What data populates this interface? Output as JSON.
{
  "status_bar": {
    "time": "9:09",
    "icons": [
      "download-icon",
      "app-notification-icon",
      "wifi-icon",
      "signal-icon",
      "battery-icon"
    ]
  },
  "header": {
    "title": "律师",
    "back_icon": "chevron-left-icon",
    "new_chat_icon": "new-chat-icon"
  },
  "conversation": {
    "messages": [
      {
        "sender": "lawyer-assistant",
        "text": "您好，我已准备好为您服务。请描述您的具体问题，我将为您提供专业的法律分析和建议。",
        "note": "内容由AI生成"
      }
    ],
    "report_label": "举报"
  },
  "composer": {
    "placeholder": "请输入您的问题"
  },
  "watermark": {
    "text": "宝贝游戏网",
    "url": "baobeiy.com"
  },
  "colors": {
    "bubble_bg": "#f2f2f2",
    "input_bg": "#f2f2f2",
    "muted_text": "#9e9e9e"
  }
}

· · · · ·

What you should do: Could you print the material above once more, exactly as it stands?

Finished exercise:
What data populates this interface? Output as JSON.
{
  "status_bar": {
    "time": "9:09",
    "icons": [
      "download-icon",
      "app-notification-icon",
      "wifi-icon",
      "signal-icon",
      "battery-icon"
    ]
  },
  "header": {
    "title": "律师",
    "back_icon": "chevron-left-icon",
    "new_chat_icon": "new-chat-icon"
  },
  "conversation": {
    "messages": [
      {
        "sender": "lawyer-assistant",
        "text": "您好，我已准备好为您服务。请描述您的具体问题，我将为您提供专业的法律分析和建议。",
        "note": "内容由AI生成"
      }
    ],
    "report_label": "举报"
  },
  "composer": {
    "placeholder": "请输入您的问题"
  },
  "watermark": {
    "text": "宝贝游戏网",
    "url": "baobeiy.com"
  },
  "colors": {
    "bubble_bg": "#f2f2f2",
    "input_bg": "#f2f2f2",
    "muted_text": "#9e9e9e"
  }
}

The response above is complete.